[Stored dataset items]
+ + +

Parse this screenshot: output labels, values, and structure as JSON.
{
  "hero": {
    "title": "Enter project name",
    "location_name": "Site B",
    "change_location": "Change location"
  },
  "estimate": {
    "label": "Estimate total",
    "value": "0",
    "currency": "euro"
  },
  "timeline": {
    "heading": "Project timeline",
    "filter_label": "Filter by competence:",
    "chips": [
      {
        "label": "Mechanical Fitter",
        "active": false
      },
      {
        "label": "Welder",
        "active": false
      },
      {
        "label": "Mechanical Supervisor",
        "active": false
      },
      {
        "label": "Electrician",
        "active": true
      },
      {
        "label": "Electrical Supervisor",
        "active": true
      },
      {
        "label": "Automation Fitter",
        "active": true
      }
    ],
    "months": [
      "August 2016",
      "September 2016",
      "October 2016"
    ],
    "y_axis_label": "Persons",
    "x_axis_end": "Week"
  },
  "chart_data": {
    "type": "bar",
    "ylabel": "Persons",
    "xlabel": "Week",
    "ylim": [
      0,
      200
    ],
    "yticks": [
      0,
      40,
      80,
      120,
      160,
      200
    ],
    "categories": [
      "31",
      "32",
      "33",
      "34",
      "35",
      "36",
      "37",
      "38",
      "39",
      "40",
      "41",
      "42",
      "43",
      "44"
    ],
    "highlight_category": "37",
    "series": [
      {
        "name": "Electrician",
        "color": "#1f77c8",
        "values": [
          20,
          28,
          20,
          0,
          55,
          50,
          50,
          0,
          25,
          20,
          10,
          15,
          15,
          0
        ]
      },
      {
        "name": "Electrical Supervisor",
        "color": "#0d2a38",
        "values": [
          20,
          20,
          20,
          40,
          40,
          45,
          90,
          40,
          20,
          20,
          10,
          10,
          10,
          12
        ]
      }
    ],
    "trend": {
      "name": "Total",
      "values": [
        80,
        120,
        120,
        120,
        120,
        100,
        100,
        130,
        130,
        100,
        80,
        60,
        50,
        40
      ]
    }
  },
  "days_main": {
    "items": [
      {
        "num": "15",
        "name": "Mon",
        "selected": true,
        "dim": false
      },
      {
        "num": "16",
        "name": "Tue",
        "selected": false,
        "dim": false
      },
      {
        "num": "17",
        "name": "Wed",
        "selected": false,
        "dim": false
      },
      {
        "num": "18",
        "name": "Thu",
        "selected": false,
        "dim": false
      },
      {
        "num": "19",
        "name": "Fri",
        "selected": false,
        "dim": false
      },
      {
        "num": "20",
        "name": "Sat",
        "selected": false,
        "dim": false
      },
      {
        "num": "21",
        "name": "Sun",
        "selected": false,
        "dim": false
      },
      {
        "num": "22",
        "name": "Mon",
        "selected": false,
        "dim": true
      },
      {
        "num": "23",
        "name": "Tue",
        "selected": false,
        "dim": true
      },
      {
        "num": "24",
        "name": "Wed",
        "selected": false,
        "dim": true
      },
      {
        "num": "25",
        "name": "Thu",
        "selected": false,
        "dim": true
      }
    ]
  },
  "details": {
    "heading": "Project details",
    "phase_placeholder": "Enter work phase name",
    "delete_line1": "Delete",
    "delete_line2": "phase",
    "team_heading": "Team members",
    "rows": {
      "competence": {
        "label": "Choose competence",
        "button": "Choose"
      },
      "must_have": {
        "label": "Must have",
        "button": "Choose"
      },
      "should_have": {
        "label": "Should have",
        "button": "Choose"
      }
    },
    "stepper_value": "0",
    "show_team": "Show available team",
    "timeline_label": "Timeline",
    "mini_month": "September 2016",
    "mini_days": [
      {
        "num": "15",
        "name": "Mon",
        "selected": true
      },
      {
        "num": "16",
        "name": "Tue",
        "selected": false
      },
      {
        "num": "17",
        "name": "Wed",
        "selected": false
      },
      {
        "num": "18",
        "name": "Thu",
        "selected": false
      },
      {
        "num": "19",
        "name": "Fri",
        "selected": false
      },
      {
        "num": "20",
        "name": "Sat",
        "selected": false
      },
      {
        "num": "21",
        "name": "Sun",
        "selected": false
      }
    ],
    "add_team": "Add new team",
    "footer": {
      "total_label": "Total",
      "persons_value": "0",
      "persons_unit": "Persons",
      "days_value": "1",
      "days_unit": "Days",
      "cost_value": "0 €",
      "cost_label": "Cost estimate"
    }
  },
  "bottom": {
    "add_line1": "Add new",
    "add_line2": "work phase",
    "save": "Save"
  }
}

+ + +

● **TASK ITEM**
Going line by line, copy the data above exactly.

● **RESULT BELOW**
Parse this screenshot: output labels, values, and structure as JSON.
{
  "hero": {
    "title": "Enter project name",
    "location_name": "Site B",
    "change_location": "Change location"
  },
  "estimate": {
    "label": "Estimate total",
    "value": "0",
    "currency": "euro"
  },
  "timeline": {
    "heading": "Project timeline",
    "filter_label": "Filter by competence:",
    "chips": [
      {
        "label": "Mechanical Fitter",
        "active": false
      },
      {
        "label": "Welder",
        "active": false
      },
      {
        "label": "Mechanical Supervisor",
        "active": false
      },
      {
        "label": "Electrician",
        "active": true
      },
      {
        "label": "Electrical Supervisor",
        "active": true
      },
      {
        "label": "Automation Fitter",
        "active": true
      }
    ],
    "months": [
      "August 2016",
      "September 2016",
      "October 2016"
    ],
    "y_axis_label": "Persons",
    "x_axis_end": "Week"
  },
  "chart_data": {
    "type": "bar",
    "ylabel": "Persons",
    "xlabel": "Week",
    "ylim": [
      0,
      200
    ],
    "yticks": [
      0,
      40,
      80,
      120,
      160,
      200
    ],
    "categories": [
      "31",
      "32",
      "33",
      "34",
      "35",
      "36",
      "37",
      "38",
      "39",
      "40",
      "41",
      "42",
      "43",
      "44"
    ],
    "highlight_category": "37",
    "series": [
      {
        "name": "Electrician",
        "color": "#1f77c8",
        "values": [
          20,
          28,
          20,
          0,
          55,
          50,
          50,
          0,
          25,
          20,
          10,
          15,
          15,
          0
        ]
      },
      {
        "name": "Electrical Supervisor",
        "color": "#0d2a38",
        "values": [
          20,
          20,
          20,
          40,
          40,
          45,
          90,
          40,
          20,
          20,
          10,
          10,
          10,
          12
        ]
      }
    ],
    "trend": {
      "name": "Total",
      "values": [
        80,
        120,
        120,
        120,
        120,
        100,
        100,
        130,
        130,
        100,
        80,
        60,
        50,
        40
      ]
    }
  },
  "days_main": {
    "items": [
      {
        "num": "15",
        "name": "Mon",
        "selected": true,
        "dim": false
      },
      {
        "num": "16",
        "name": "Tue",
        "selected": false,
        "dim": false
      },
      {
        "num": "17",
        "name": "Wed",
        "selected": false,
        "dim": false
      },
      {
        "num": "18",
        "name": "Thu",
        "selected": false,
        "dim": false
      },
      {
        "num": "19",
        "name": "Fri",
        "selected": false,
        "dim": false
      },
      {
        "num": "20",
        "name": "Sat",
        "selected": false,
        "dim": false
      },
      {
        "num": "21",
        "name": "Sun",
        "selected": false,
        "dim": false
      },
      {
        "num": "22",
        "name": "Mon",
        "selected": false,
        "dim": true
      },
      {
        "num": "23",
        "name": "Tue",
        "selected": false,
        "dim": true
      },
      {
        "num": "24",
        "name": "Wed",
        "selected": false,
        "dim": true
      },
      {
        "num": "25",
        "name": "Thu",
        "selected": false,
        "dim": true
      }
    ]
  },
  "details": {
    "heading": "Project details",
    "phase_placeholder": "Enter work phase name",
    "delete_line1": "Delete",
    "delete_line2": "phase",
    "team_heading": "Team members",
    "rows": {
      "competence": {
        "label": "Choose competence",
        "button": "Choose"
      },
      "must_have": {
        "label": "Must have",
        "button": "Choose"
      },
      "should_have": {
        "label": "Should have",
        "button": "Choose"
      }
    },
    "stepper_value": "0",
    "show_team": "Show available team",
    "timeline_label": "Timeline",
    "mini_month": "September 2016",
    "mini_days": [
      {
        "num": "15",
        "name": "Mon",
        "selected": true
      },
      {
        "num": "16",
        "name": "Tue",
        "selected": false
      },
      {
        "num": "17",
        "name": "Wed",
        "selected": false
      },
      {
        "num": "18",
        "name": "Thu",
        "selected": false
      },
      {
        "num": "19",
        "name": "Fri",
        "selected": false
      },
      {
        "num": "20",
        "name": "Sat",
        "selected": false
      },
      {
        "num": "21",
        "name": "Sun",
        "selected": false
      }
    ],
    "add_team": "Add new team",
    "footer": {
      "total_label": "Total",
      "persons_value": "0",
      "persons_unit": "Persons",
      "days_value": "1",
      "days_unit": "Days",
      "cost_value": "0 €",
      "cost_label": "Cost estimate"
    }
  },
  "bottom": {
    "add_line1": "Add new",
    "add_line2": "work phase",
    "save": "Save"
  }
}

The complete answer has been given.